  113                     ddl.DataTextField = "supplierid";

  114                     ddl.DataValueField = "supplierid";

  115                     container.Controls.Add(ddl);

  116                     break;

  117                 case ListItemType.Footer:

  118                     lc.Text = "<I>" + columnName + "</I>";

  119                     container.Controls.Add(lc);

  120                     break;

  121             }

  122         }       


  124         #endregion

  125     }



That’s all, what it comes now is not necessary for the example.


I also did a trial with a TextBox template; I just posted it just in case it is useful for someone.


  127     public class TexBoxTemplate : IBindableTemplate

  128     {

  129         ListItemType templateType;

  130         string columnName;

  131         TextBox tb = new TextBox();



  134         public TexBoxTemplate(ListItemType type, string colname)

  135         {

  136             templateType = type;

  137             columnName = colname;

  138         }


  140         void lc_DataBinding(object sender, EventArgs e)

  141         {

  142             Literal lc = (Literal)sender;

  143             GridViewRow container = (GridViewRow)lc.NamingContainer;

  144             object dataValue = DataBinder.Eval(container.DataItem, columnName);

  145             if (dataValue != DBNull.Value)

  146             {

  147                 lc.Text = dataValue.ToString();

  148             }

  149         }


  151         void tb_DataBinding(object sender, EventArgs e)

  152         {

  153             TextBox lc = (TextBox)sender;

  154             GridViewRow container = (GridViewRow)lc.NamingContainer;

  155             object dataValue = DataBinder.Eval(container.DataItem, columnName);

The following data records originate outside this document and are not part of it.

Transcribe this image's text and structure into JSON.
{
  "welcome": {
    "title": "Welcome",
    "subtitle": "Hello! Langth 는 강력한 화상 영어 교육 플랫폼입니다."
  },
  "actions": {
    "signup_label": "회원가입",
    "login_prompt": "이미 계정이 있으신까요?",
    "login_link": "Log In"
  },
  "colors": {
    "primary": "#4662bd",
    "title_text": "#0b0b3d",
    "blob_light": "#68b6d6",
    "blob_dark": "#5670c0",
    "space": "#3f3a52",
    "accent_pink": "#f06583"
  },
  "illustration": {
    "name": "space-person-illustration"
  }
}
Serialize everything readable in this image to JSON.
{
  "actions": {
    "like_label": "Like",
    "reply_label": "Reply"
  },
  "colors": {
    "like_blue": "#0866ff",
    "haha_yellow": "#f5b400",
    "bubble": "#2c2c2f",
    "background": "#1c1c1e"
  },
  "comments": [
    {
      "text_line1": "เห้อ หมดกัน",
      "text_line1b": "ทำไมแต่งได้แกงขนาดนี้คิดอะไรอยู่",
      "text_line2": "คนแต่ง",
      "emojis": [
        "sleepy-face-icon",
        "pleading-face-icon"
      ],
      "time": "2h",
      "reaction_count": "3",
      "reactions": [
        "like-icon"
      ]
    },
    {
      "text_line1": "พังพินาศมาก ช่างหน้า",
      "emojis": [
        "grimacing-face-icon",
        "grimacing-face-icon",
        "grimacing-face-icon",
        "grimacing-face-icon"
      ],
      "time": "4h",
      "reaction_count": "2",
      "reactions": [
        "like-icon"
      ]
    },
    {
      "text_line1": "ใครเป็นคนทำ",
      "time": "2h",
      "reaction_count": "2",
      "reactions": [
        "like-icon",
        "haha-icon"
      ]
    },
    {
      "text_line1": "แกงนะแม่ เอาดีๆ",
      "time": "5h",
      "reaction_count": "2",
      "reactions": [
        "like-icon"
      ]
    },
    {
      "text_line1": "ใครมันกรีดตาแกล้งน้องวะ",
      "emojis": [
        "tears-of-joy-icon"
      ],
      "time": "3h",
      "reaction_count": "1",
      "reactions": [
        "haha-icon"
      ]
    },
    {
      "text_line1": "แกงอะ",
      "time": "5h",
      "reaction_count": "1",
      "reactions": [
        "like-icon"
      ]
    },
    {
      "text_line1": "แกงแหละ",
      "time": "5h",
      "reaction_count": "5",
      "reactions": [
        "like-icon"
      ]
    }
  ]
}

  156             if (dataValue != DBNull.Value)

  157             {

  158                 lc.Text = dataValue.ToString();

  159             }

  160         }


  162         #region IBindableTemplate Members


  164         System.Collections.Specialized.IOrderedDictionary IBindableTemplate.ExtractValues(Control container)

  165         {

  166             OrderedDictionary dict = new OrderedDictionary();


  168             string value = tb.Text;

  169             dict.Add(columnName, value);


  171             return dict;

  172         }


  174         #endregion


  176         #region ITemplate Members


  178         public void InstantiateIn(System.Web.UI.Control container)

  179         {

  180             Literal lc = new Literal();

  181             switch (templateType)

  182             {

  183                 case ListItemType.Header:

  184                     lc.Text = "<B>" + columnName + "</B>";

  185                     container.Controls.Add(lc);

  186                     break;

  187                 case ListItemType.Item:

  188                     lc.DataBinding += new EventHandler(lc_DataBinding);

  189                     container.Controls.Add(lc);

  190                     break;

  191                 case ListItemType.EditItem:                   

  192                     tb.DataBinding += new EventHandler(tb_DataBinding);

  193                     container.Controls.Add(tb);

  194                     break;

  195                 case ListItemType.Footer:

  196                     lc.Text = "<I>" + columnName + "</I>";

  197                     container.Controls.Add(lc);

  198                     break;

  199             }

  200         }


  202         #endregion

  203     }


  205 }

I hope this helps to anyone that needs to use GridView programmatically in a WebPart or asp.net application.